It was a Somerville cop. Patrol car with high beams and twin million candlepower spots.
To set the scene, I was a college kid with a hot rod. I was probably unkempt. I was definitely unshaven. I was absolutely soaked. It was about 1969. College kids and authorities didn’t mix well.
He was smart enough to stay in his car where it was warm and dry. I wandered back and we spoke through his slightly lowered window. I ‘splained what had happened. He volunteered to stay and “light the scene” for me while I troubleshot the car.
I spent the next half hour alternating between his (warm, dry) passenger seat and tracing wires and fuel lines in the (cold, wet) work space under the hood. We determined it was a dead fuel pump.
“You can’t leave it here on the road overnight,” he said.
“There’s a car parts store right over there. If you think we can push it into the lot, you can leave it there.”
Did you notice the “we”? He helped get the car down into the parking lot.
“I can’t let you stay here,” he said. “Do you have any place to go?” Only later did I realize he was afraid for my health if I had slept in the car, not worried about my transiency. I told him I was on my way to school and had neither family nor friends in Somerville.
“I guess I’ll have to put you up then. Get in.”
So we rode back to the police station. He got me a couple of blankets and showed me the closet where they keep the cots. The closet had, um, bars. And a door that locked from the outside.
Fortunately, I got a single.
They didn’t lock the door.
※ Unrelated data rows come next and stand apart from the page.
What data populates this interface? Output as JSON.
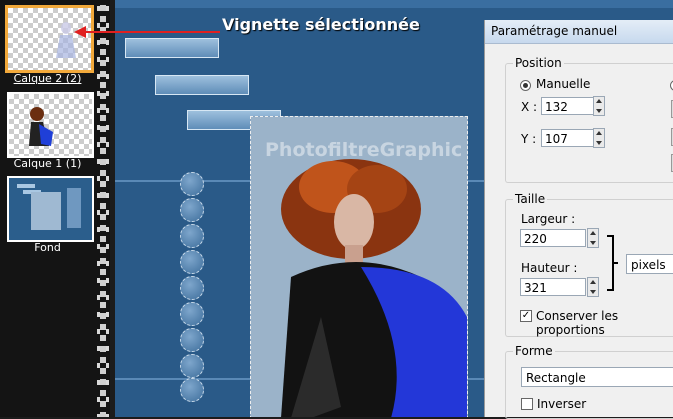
{
  "callout": {
    "text": "Vignette sélectionnée",
    "arrow_color": "#e02020"
  },
  "layers": [
    {
      "label": "Calque 2 (2)",
      "selected": true
    },
    {
      "label": "Calque 1 (1)",
      "selected": false
    },
    {
      "label": "Fond",
      "selected": false
    }
  ],
  "canvas": {
    "watermark": "PhotofiltreGraphic"
  },
  "dialog": {
    "title": "Paramétrage manuel",
    "position": {
      "group_label": "Position",
      "mode_label": "Manuelle",
      "x_label": "X :",
      "x_value": "132",
      "y_label": "Y :",
      "y_value": "107"
    },
    "size": {
      "group_label": "Taille",
      "width_label": "Largeur :",
      "width_value": "220",
      "height_label": "Hauteur :",
      "height_value": "321",
      "unit": "pixels",
      "keep_ratio_label": "Conserver les proportions",
      "keep_ratio_checked": true
    },
    "shape": {
      "group_label": "Forme",
      "value": "Rectangle",
      "invert_label": "Inverser",
      "invert_checked": false
    }
  },
  "colors": {
    "accent_selected": "#f2a93b",
    "canvas_blue": "#2a5a88"
  }
}
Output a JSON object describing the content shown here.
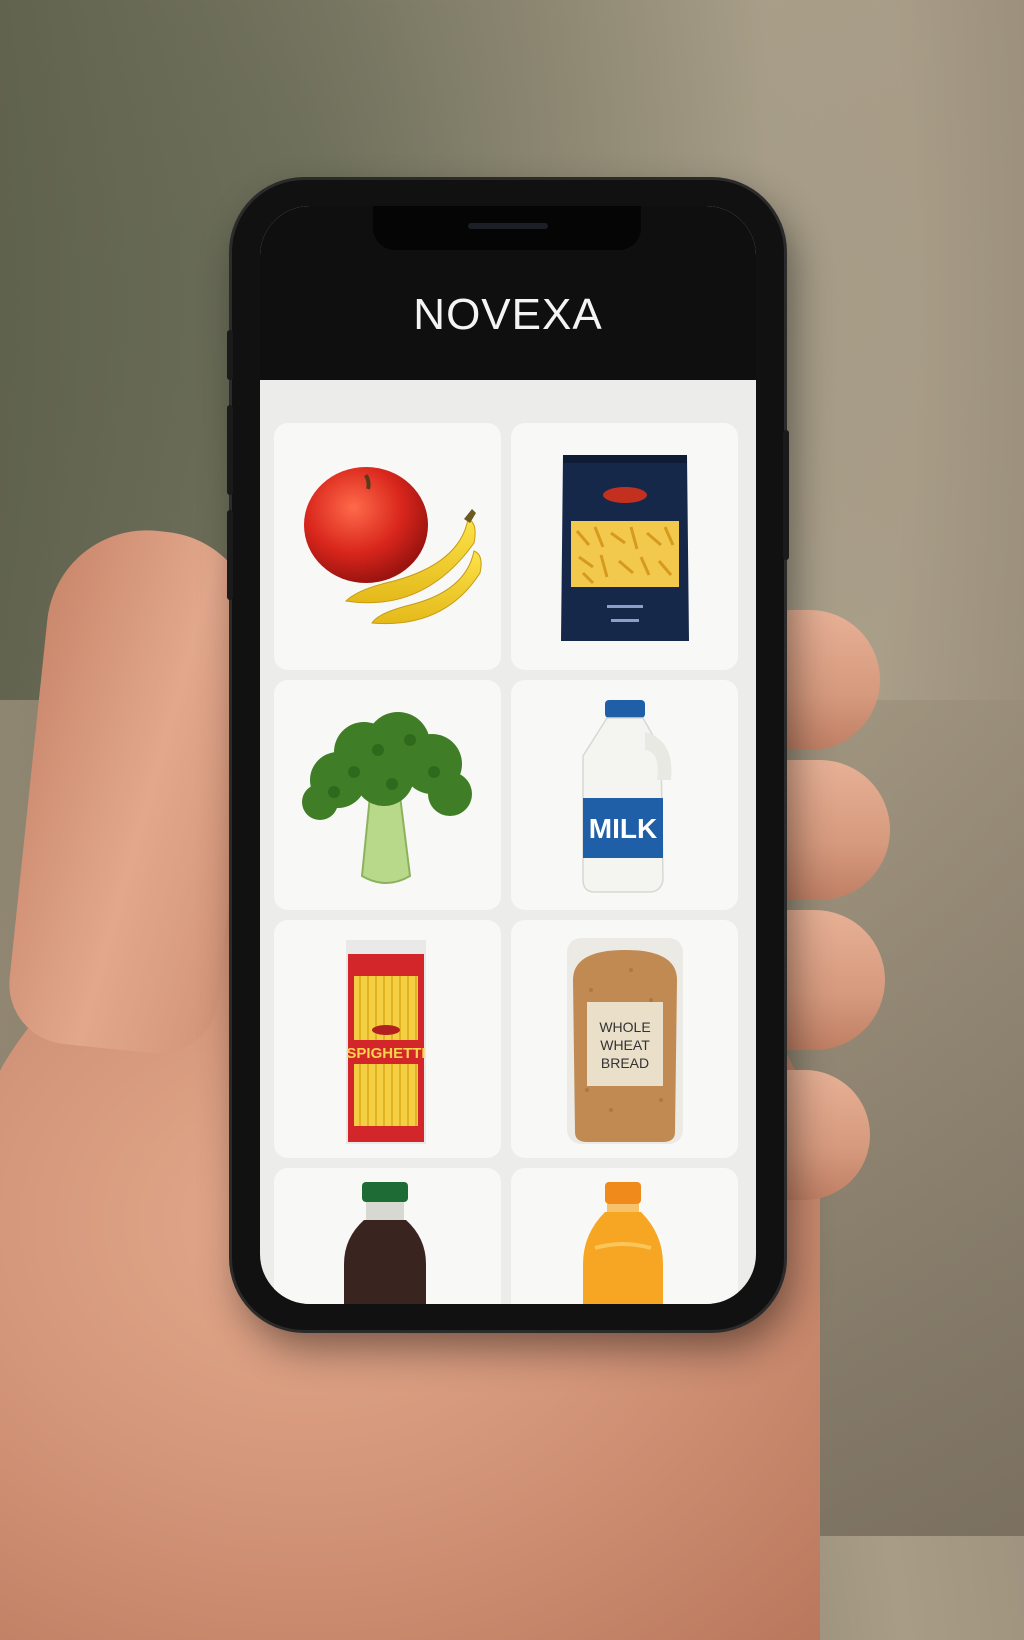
{
  "app": {
    "title": "NOVEXA"
  },
  "products": [
    {
      "name": "apple-and-bananas"
    },
    {
      "name": "pasta-bag"
    },
    {
      "name": "broccoli"
    },
    {
      "name": "milk",
      "label": "MILK"
    },
    {
      "name": "spaghetti",
      "label": "SPIGHETTI"
    },
    {
      "name": "bread",
      "label_line1": "WHOLE",
      "label_line2": "WHEAT",
      "label_line3": "BREAD"
    },
    {
      "name": "dark-soda-bottle"
    },
    {
      "name": "orange-juice-bottle"
    }
  ],
  "colors": {
    "header_bg": "#0f0f10",
    "screen_bg": "#ececea",
    "tile_bg": "#f8f8f7",
    "milk_blue": "#1f5fa8",
    "spaghetti_red": "#d3262a",
    "pasta_navy": "#16284a"
  }
}
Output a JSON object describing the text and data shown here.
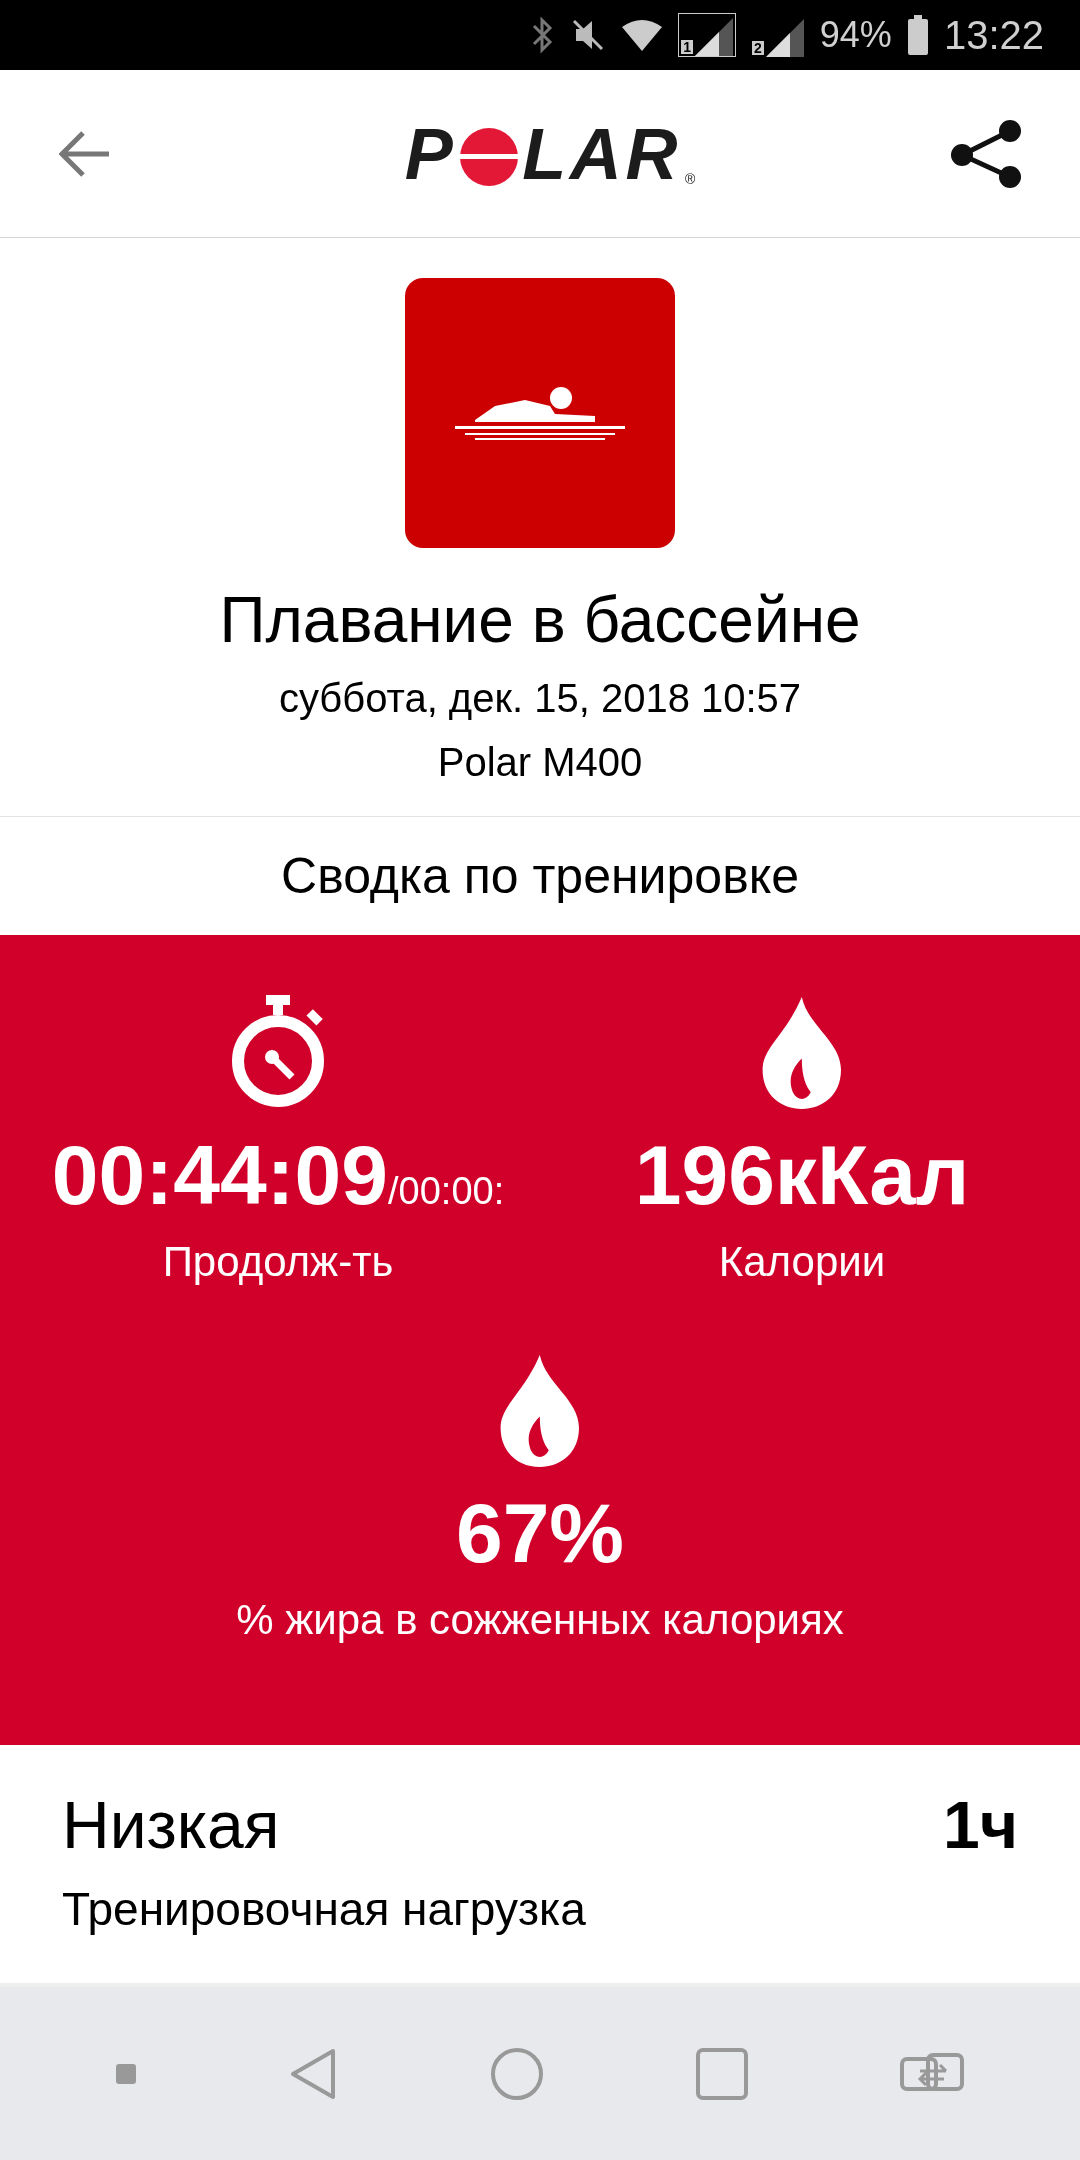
{
  "status_bar": {
    "battery": "94%",
    "time": "13:22",
    "sim_labels": [
      "1",
      "2"
    ]
  },
  "header": {
    "logo_before": "P",
    "logo_after": "LAR",
    "logo_mark": "®"
  },
  "activity": {
    "title": "Плавание в бассейне",
    "date": "суббота, дек. 15, 2018 10:57",
    "device": "Polar M400"
  },
  "summary_title": "Сводка по тренировке",
  "stats": [
    {
      "kind": "duration",
      "value": "00:44:09",
      "extra": "/00:00:",
      "label": "Продолж-ть"
    },
    {
      "kind": "calories",
      "value": "196кКал",
      "label": "Калории"
    },
    {
      "kind": "fat",
      "value": "67%",
      "label": "% жира в сожженных калориях"
    }
  ],
  "training_load": {
    "level": "Низкая",
    "duration": "1ч",
    "label": "Тренировочная нагрузка"
  }
}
And they gave me an extra pillow to go with the extra blanket.
Still, I didn’t sleep well. I had to keep kicking the door to make sure it was unlatched.
Reveille came early Monday morning. As my night watch rescuer was going off duty, he brought me in a take-out cup of black coffee. I hate good coffee and this was cop coffee. Best drink I’ve ever had. I drank it all down. And then he took me back to Thunder Bug. The rain had stopped.
Good cops they grow in Somerville, NJ. Good cops, indeed.
Next up, my ride in a New York City paddy wagon…